Despite lingering tensions between the FPI and the ruling Rally of the Republicans of Côte d’Ivoire (Rassemblement des Républicains de Côte d’Ivoire – RDR), reconciliation initiatives have recently picked up speed. Late January, nearly 1,300 members of the Ivorian armed forces who had been in voluntary exile returned from Ghana and Liberia, following government guarantees for their safety and an FPI-mission to Accra who met with Gbagbo-supporters in exile there. Reportedly, the number of refugees in Liberia has fallen to 52,000, down from 220,000 three years ago. In early February, 2014, the government announced plans to free another 60 prisoners, with about 700 remaining prisoners still awaiting trial or bail. And on February 6th, Affi N’Guessan met for the first time with Banny and assured him that the FPI is willing and ready to support the CDVR’s efforts of national reconciliation.

The situation appears ripe and the political context conducive for more substantive dialogue on issues of electoral reform in preparation for 2015. The National Democratic Institute (NDI) was invited by the Ivorian government to support such reform efforts and fielded an international delegation in December 2013 that met with leaders across the political spectrum and will issue its recommendations in the coming weeks. Priority reform measures include reconfiguration of the independent election commission and updating of the voters list.

President Ouattara has already announced his intention to stand for reelection.

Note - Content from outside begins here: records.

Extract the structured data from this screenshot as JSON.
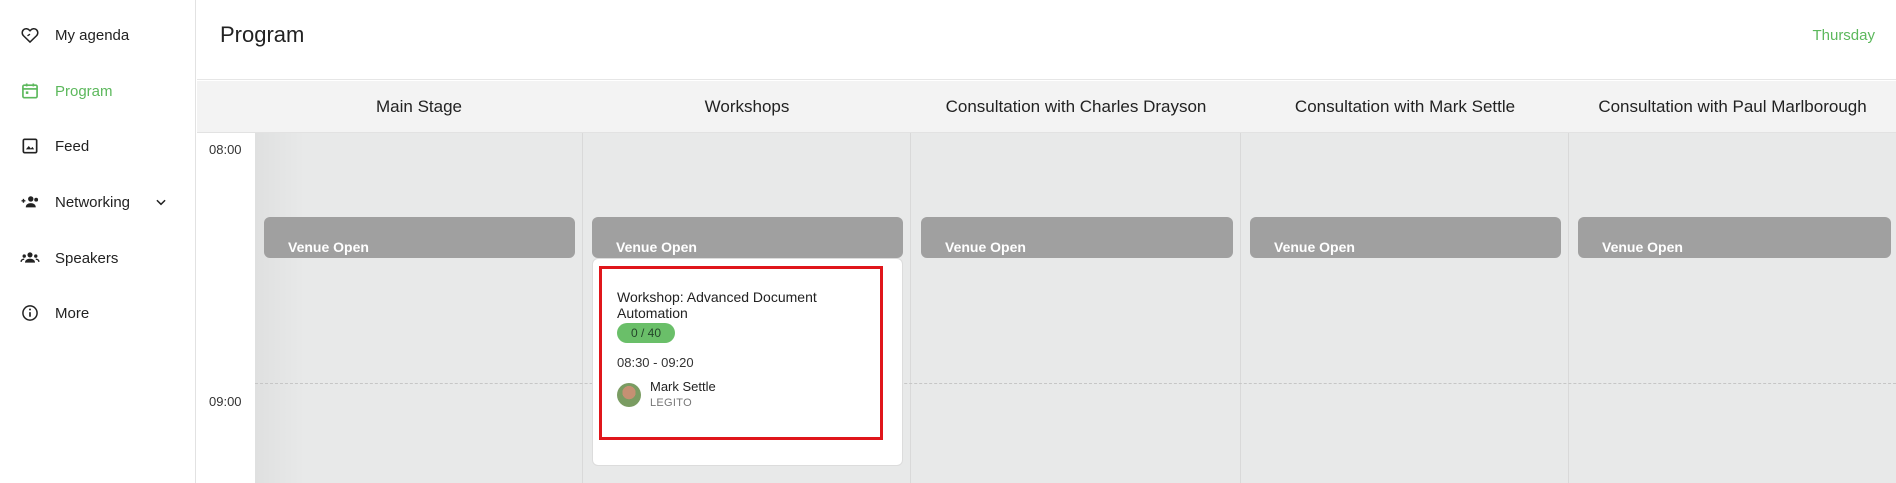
{
  "sidebar": {
    "items": [
      {
        "label": "My agenda",
        "icon": "heart-outline-icon",
        "active": false
      },
      {
        "label": "Program",
        "icon": "calendar-icon",
        "active": true
      },
      {
        "label": "Feed",
        "icon": "image-icon",
        "active": false
      },
      {
        "label": "Networking",
        "icon": "people-add-icon",
        "active": false,
        "expandable": true
      },
      {
        "label": "Speakers",
        "icon": "group-icon",
        "active": false
      },
      {
        "label": "More",
        "icon": "info-icon",
        "active": false
      }
    ]
  },
  "header": {
    "title": "Program",
    "day": "Thursday"
  },
  "schedule": {
    "tracks": [
      "Main Stage",
      "Workshops",
      "Consultation with Charles Drayson",
      "Consultation with Mark Settle",
      "Consultation with Paul Marlborough"
    ],
    "times": [
      "08:00",
      "09:00"
    ],
    "venue_label": "Venue Open",
    "session": {
      "title": "Workshop: Advanced Document Automation",
      "capacity": "0 / 40",
      "time": "08:30 - 09:20",
      "speaker_name": "Mark Settle",
      "speaker_org": "LEGITO"
    }
  },
  "colors": {
    "accent": "#5cb85c",
    "venue_block": "#a0a0a0",
    "highlight": "#e0161b",
    "grid": "#e8e9e9"
  }
}
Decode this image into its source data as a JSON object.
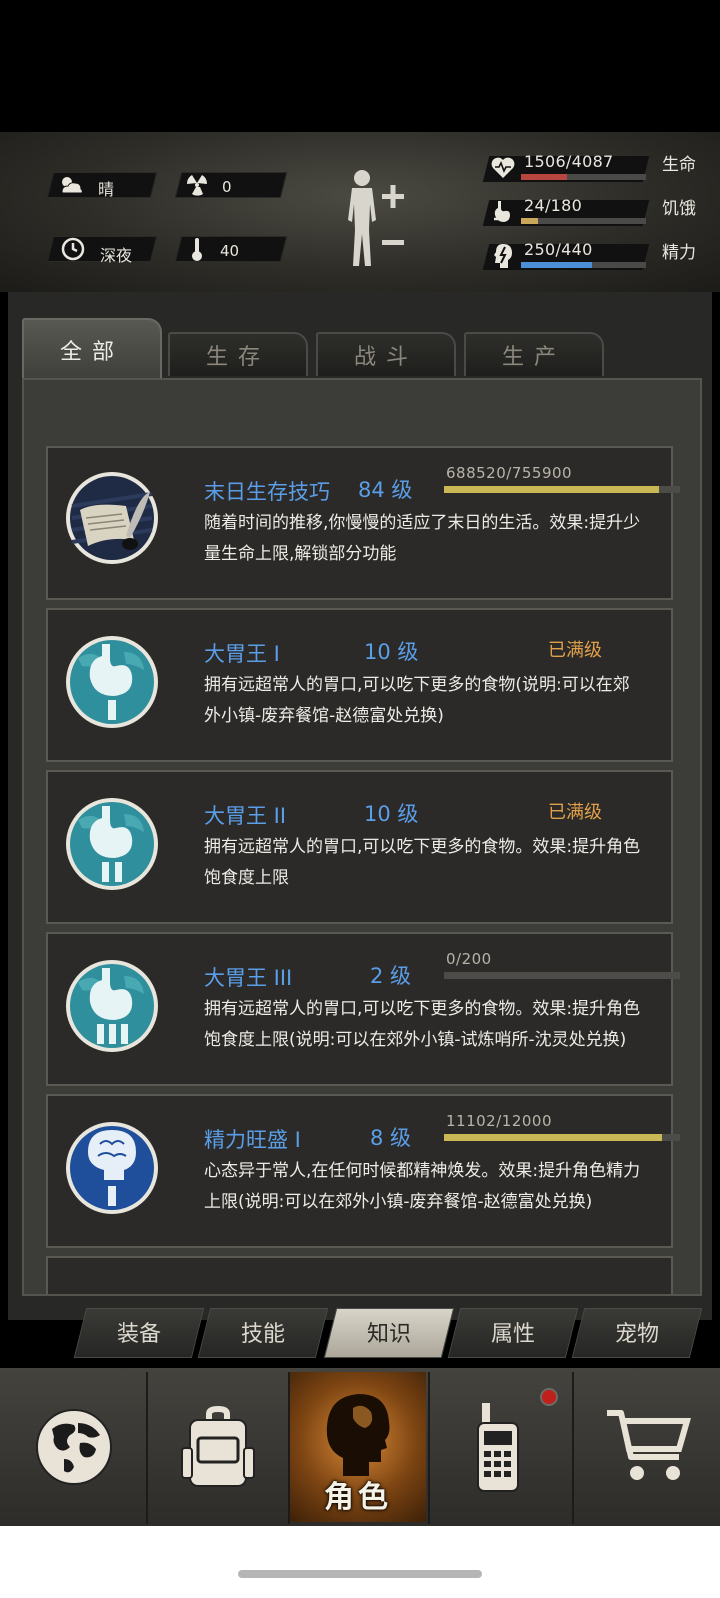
{
  "status": {
    "weather": {
      "icon": "sun-cloud-icon",
      "label": "晴"
    },
    "radiation": {
      "icon": "radiation-icon",
      "value": "0"
    },
    "time": {
      "icon": "clock-icon",
      "label": "深夜"
    },
    "temperature": {
      "icon": "thermometer-icon",
      "value": "40"
    }
  },
  "vitals": [
    {
      "id": "health",
      "icon": "heart-pulse-icon",
      "value": "1506/4087",
      "label": "生命",
      "fraction": 0.368,
      "color": "#b8463e"
    },
    {
      "id": "hunger",
      "icon": "stomach-icon",
      "value": "24/180",
      "label": "饥饿",
      "fraction": 0.133,
      "color": "#c9a85a"
    },
    {
      "id": "energy",
      "icon": "brain-icon",
      "value": "250/440",
      "label": "精力",
      "fraction": 0.568,
      "color": "#4b8fd6"
    }
  ],
  "category_tabs": [
    {
      "label": "全部",
      "active": true
    },
    {
      "label": "生存",
      "active": false
    },
    {
      "label": "战斗",
      "active": false
    },
    {
      "label": "生产",
      "active": false
    }
  ],
  "knowledge": [
    {
      "icon": "scroll-quill-icon",
      "name": "末日生存技巧",
      "level": "84 级",
      "xp": "688520/755900",
      "progress": 0.911,
      "maxed": false,
      "desc_line1": "随着时间的推移,你慢慢的适应了末日的生活。效果:提升少",
      "desc_line2": "量生命上限,解锁部分功能"
    },
    {
      "icon": "stomach-badge-icon",
      "name": "大胃王 I",
      "level": "10 级",
      "max_label": "已满级",
      "maxed": true,
      "desc_line1": "拥有远超常人的胃口,可以吃下更多的食物(说明:可以在郊",
      "desc_line2": "外小镇-废弃餐馆-赵德富处兑换)"
    },
    {
      "icon": "stomach-badge-icon",
      "name": "大胃王 II",
      "level": "10 级",
      "max_label": "已满级",
      "maxed": true,
      "desc_line1": "拥有远超常人的胃口,可以吃下更多的食物。效果:提升角色",
      "desc_line2": "饱食度上限"
    },
    {
      "icon": "stomach-badge-icon",
      "name": "大胃王 III",
      "level": "2 级",
      "xp": "0/200",
      "progress": 0.0,
      "maxed": false,
      "desc_line1": "拥有远超常人的胃口,可以吃下更多的食物。效果:提升角色",
      "desc_line2": "饱食度上限(说明:可以在郊外小镇-试炼哨所-沈灵处兑换)"
    },
    {
      "icon": "brain-badge-icon",
      "name": "精力旺盛 I",
      "level": "8 级",
      "xp": "11102/12000",
      "progress": 0.925,
      "maxed": false,
      "desc_line1": "心态异于常人,在任何时候都精神焕发。效果:提升角色精力",
      "desc_line2": "上限(说明:可以在郊外小镇-废弃餐馆-赵德富处兑换)"
    }
  ],
  "sub_tabs": [
    {
      "label": "装备",
      "active": false
    },
    {
      "label": "技能",
      "active": false
    },
    {
      "label": "知识",
      "active": true
    },
    {
      "label": "属性",
      "active": false
    },
    {
      "label": "宠物",
      "active": false
    }
  ],
  "bottom_nav": [
    {
      "icon": "globe-icon"
    },
    {
      "icon": "backpack-icon"
    },
    {
      "icon": "head-silhouette-icon",
      "label": "角色",
      "active": true
    },
    {
      "icon": "walkie-talkie-icon",
      "notification": true
    },
    {
      "icon": "shopping-cart-icon"
    }
  ]
}
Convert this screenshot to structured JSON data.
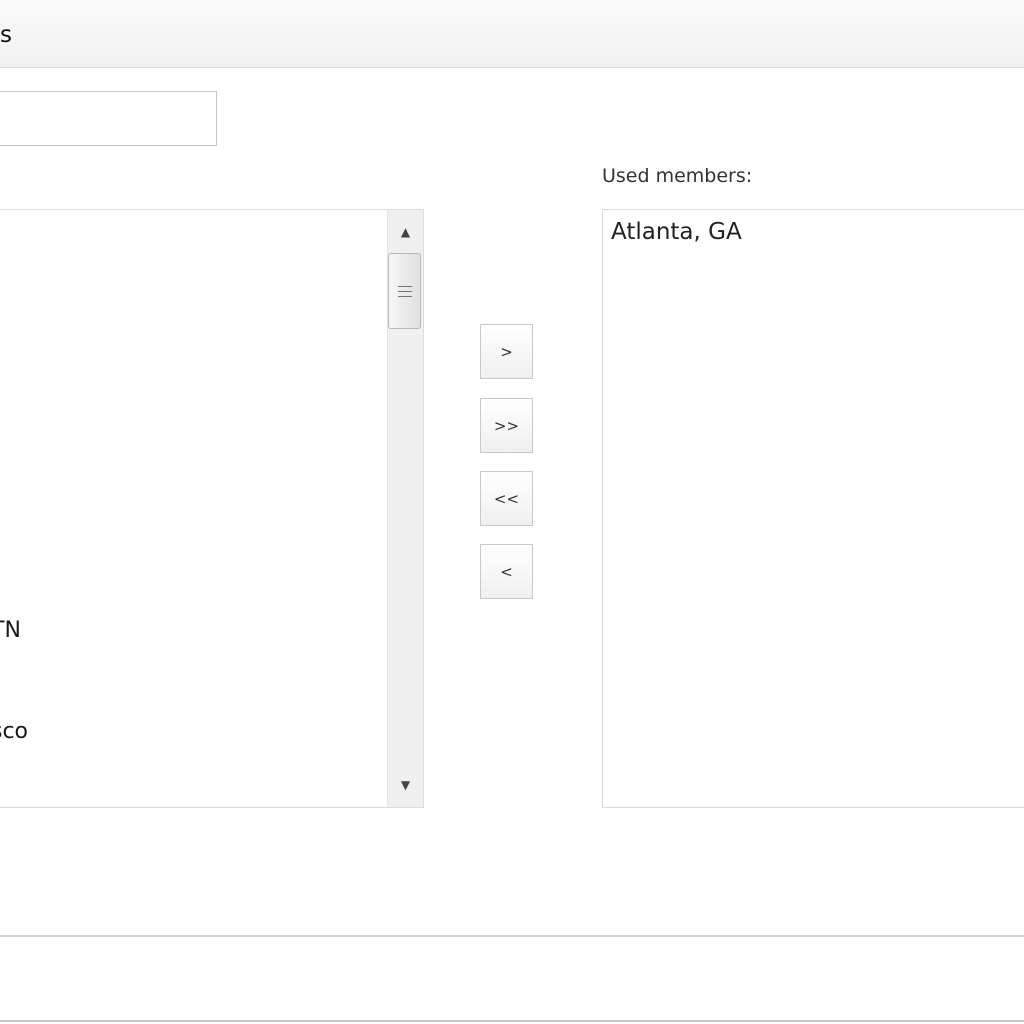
{
  "dialog": {
    "title": "s"
  },
  "filter": {
    "value": ""
  },
  "available": {
    "items": [
      {
        "label": "TN"
      },
      {
        "label": "sco"
      }
    ]
  },
  "used": {
    "label": "Used members:",
    "items": [
      {
        "label": "Atlanta, GA"
      }
    ]
  },
  "buttons": {
    "add": ">",
    "add_all": ">>",
    "remove_all": "<<",
    "remove": "<"
  },
  "icons": {
    "scroll_up": "triangle-up",
    "scroll_down": "triangle-down",
    "scroll_grip": "three-line-grip"
  }
}
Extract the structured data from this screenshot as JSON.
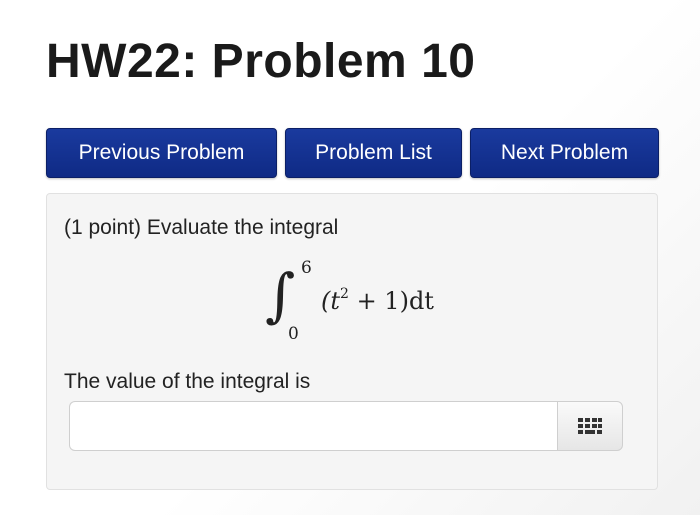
{
  "page": {
    "title": "HW22: Problem 10"
  },
  "nav": {
    "previous_label": "Previous Problem",
    "list_label": "Problem List",
    "next_label": "Next Problem",
    "button_color": "#13338f"
  },
  "problem": {
    "prompt": "(1 point) Evaluate the integral",
    "integral": {
      "upper_limit": "6",
      "lower_limit": "0",
      "integrand_open": "(t",
      "exponent": "2",
      "integrand_rest": " + 1)dt"
    },
    "answer_label": "The value of the integral is",
    "answer_value": "",
    "keyboard_icon": "keyboard-grid-icon"
  }
}
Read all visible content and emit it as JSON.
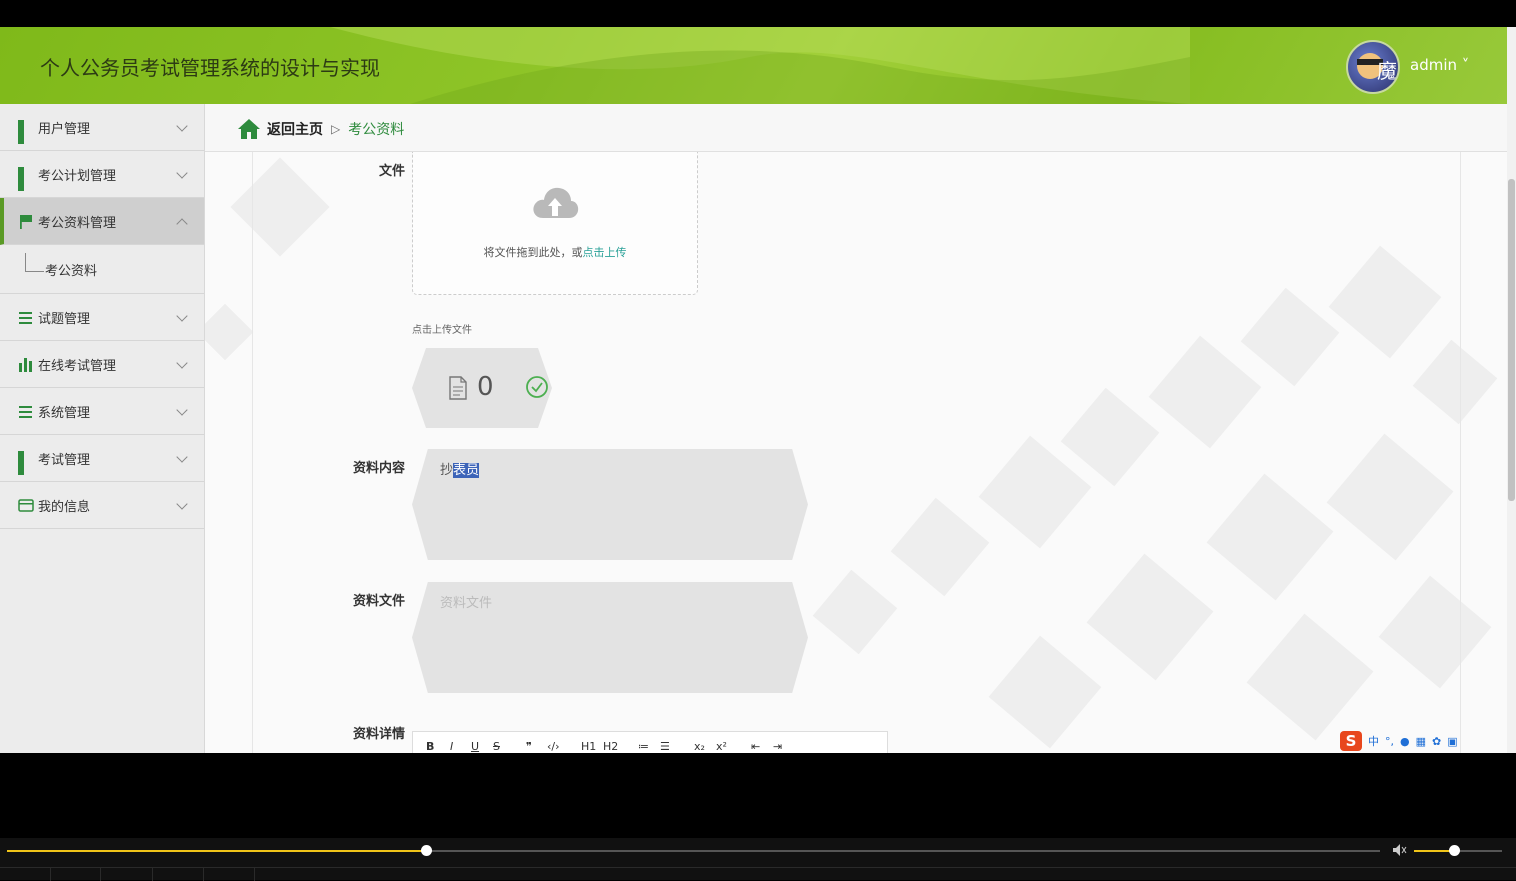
{
  "header": {
    "title": "个人公务员考试管理系统的设计与实现",
    "user": "admin ˅"
  },
  "sidebar": {
    "items": [
      {
        "label": "用户管理",
        "icon": "grid-icon"
      },
      {
        "label": "考公计划管理",
        "icon": "grid-icon"
      },
      {
        "label": "考公资料管理",
        "icon": "flag-icon",
        "open": true
      },
      {
        "label": "试题管理",
        "icon": "list-icon"
      },
      {
        "label": "在线考试管理",
        "icon": "bar-chart-icon"
      },
      {
        "label": "系统管理",
        "icon": "list-icon"
      },
      {
        "label": "考试管理",
        "icon": "grid-icon"
      },
      {
        "label": "我的信息",
        "icon": "card-icon"
      }
    ],
    "sub_items": [
      {
        "label": "考公资料"
      }
    ]
  },
  "breadcrumb": {
    "home": "返回主页",
    "separator": "▷",
    "current": "考公资料"
  },
  "form": {
    "file_label": "文件",
    "upload_text": "将文件拖到此处，或",
    "upload_link": "点击上传",
    "upload_hint": "点击上传文件",
    "file_count": "0",
    "content_label": "资料内容",
    "content_value_prefix": "抄",
    "content_value_selected": "表员",
    "file_field_label": "资料文件",
    "file_field_placeholder": "资料文件",
    "detail_label": "资料详情",
    "toolbar": [
      "B",
      "I",
      "U",
      "S",
      "❞",
      "‹/›",
      "H1",
      "H2",
      "≔",
      "☰",
      "x₂",
      "x²",
      "⇤",
      "⇥"
    ]
  },
  "ime": {
    "logo": "S",
    "mode": "中"
  },
  "colors": {
    "brand_green": "#8ec427",
    "accent_green": "#2e8b3d",
    "progress": "#f0c419"
  },
  "player": {
    "progress": 0.305,
    "volume": 0.45
  }
}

The participation of the FPI in a peaceful presidential poll in 2015 would provide the newly elected president with the legitimacy required to heal a country that has been deeply divided since the death of its first president, Félix Houphouët-Boigny, in 1993.